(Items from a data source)
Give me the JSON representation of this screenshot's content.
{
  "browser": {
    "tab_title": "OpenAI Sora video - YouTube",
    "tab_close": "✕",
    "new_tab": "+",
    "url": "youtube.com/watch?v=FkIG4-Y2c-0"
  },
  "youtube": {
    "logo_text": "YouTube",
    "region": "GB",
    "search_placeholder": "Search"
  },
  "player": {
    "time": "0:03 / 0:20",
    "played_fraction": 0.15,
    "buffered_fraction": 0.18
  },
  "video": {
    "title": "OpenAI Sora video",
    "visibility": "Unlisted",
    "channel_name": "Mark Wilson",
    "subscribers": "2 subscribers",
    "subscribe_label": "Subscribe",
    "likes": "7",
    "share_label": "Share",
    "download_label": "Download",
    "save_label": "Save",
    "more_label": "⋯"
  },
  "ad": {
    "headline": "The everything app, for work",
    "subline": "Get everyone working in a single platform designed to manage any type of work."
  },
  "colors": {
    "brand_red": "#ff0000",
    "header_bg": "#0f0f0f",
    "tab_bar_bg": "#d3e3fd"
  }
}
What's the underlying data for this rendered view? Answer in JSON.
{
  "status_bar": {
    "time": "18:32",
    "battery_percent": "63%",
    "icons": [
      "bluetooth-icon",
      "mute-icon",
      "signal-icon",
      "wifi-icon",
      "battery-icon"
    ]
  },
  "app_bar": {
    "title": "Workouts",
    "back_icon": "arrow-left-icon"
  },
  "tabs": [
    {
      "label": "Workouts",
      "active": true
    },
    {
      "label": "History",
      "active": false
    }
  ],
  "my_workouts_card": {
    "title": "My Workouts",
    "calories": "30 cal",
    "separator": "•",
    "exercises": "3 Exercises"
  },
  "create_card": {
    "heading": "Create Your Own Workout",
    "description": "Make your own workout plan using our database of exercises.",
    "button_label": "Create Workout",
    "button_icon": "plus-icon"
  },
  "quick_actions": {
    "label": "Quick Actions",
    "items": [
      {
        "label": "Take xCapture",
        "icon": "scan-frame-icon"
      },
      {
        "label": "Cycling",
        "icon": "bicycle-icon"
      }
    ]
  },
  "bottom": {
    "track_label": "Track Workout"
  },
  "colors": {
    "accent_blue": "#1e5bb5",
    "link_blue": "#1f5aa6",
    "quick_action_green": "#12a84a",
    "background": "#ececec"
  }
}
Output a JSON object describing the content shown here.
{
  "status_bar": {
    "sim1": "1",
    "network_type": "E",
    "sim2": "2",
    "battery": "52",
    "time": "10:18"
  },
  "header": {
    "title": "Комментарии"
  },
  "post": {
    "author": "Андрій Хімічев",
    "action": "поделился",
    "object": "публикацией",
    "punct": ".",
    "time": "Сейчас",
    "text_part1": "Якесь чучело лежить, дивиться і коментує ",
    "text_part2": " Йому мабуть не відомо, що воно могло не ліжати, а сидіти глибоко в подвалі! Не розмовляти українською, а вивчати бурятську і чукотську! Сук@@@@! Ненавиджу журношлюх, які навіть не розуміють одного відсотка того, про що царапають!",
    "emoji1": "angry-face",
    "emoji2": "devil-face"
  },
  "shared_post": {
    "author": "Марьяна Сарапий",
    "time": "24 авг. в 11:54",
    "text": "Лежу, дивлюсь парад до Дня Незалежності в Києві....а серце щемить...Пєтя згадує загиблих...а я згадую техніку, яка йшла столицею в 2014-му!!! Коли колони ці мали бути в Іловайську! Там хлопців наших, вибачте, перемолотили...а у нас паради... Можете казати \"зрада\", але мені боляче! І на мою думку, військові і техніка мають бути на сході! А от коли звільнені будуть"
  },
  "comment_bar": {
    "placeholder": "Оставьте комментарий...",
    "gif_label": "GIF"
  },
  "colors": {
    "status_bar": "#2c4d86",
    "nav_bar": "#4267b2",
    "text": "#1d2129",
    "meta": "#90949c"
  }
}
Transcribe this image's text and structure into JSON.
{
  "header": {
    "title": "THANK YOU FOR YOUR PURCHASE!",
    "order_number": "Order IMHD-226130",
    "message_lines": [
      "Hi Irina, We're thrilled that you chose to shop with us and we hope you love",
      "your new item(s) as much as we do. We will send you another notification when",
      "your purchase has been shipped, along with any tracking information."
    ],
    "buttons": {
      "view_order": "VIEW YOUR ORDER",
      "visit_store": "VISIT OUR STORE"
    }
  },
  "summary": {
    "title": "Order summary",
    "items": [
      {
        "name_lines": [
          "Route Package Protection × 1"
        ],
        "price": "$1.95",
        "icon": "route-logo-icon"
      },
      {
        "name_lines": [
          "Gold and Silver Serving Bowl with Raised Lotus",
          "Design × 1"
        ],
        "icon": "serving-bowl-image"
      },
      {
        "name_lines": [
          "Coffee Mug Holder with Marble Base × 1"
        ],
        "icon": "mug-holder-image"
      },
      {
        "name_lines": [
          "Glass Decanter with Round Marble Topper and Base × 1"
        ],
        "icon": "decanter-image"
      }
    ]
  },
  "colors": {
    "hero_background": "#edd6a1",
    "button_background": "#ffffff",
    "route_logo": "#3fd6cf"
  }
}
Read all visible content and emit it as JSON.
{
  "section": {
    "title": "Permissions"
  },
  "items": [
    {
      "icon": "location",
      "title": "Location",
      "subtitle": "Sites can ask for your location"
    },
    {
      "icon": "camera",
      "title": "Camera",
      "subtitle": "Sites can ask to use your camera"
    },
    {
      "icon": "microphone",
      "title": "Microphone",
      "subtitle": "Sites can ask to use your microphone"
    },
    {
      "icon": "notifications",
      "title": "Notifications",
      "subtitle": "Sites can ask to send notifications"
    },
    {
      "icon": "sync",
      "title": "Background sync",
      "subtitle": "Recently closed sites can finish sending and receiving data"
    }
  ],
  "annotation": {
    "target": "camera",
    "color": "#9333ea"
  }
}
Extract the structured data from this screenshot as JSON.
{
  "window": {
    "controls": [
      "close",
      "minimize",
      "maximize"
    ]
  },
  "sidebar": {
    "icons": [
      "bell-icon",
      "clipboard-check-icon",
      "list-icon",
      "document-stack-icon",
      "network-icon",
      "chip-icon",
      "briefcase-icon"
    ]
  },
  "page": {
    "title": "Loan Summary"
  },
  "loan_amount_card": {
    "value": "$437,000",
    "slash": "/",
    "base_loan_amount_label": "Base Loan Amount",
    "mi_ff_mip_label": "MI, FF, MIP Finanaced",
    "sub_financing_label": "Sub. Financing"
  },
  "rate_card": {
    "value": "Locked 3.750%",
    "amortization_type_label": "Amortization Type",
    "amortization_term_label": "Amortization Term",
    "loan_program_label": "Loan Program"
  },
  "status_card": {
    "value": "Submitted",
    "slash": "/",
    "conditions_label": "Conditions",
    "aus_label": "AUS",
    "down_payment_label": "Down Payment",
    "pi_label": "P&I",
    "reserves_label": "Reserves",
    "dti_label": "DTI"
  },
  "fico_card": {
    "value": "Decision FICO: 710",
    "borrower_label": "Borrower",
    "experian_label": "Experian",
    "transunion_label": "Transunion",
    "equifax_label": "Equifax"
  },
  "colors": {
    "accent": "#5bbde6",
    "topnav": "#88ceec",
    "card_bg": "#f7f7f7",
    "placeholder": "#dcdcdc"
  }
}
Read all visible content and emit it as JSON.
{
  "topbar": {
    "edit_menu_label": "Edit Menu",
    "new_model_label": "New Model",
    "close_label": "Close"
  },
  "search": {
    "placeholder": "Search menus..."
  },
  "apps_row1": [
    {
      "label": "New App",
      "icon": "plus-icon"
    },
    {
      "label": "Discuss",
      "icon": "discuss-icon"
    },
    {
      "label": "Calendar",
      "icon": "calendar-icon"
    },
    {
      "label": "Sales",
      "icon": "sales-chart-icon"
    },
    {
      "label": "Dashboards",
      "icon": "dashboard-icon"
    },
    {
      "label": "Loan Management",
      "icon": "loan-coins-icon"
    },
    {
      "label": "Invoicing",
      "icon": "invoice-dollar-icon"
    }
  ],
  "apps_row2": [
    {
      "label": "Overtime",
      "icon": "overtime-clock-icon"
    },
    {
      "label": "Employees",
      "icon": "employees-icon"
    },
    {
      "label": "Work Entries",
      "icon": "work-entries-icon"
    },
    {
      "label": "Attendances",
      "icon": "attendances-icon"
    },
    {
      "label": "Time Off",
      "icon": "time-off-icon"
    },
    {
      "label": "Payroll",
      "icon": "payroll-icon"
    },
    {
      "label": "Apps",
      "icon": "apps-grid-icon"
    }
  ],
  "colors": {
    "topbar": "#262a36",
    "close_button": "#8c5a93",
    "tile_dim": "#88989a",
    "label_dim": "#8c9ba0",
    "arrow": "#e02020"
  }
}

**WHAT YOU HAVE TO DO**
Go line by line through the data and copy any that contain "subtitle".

**YOUR SOLUTION**
      "subtitle": "Sites can ask for your location"
      "subtitle": "Sites can ask to use your camera"
      "subtitle": "Sites can ask to use your microphone"
      "subtitle": "Sites can ask to send notifications"
      "subtitle": "Recently closed sites can finish sending and receiving data"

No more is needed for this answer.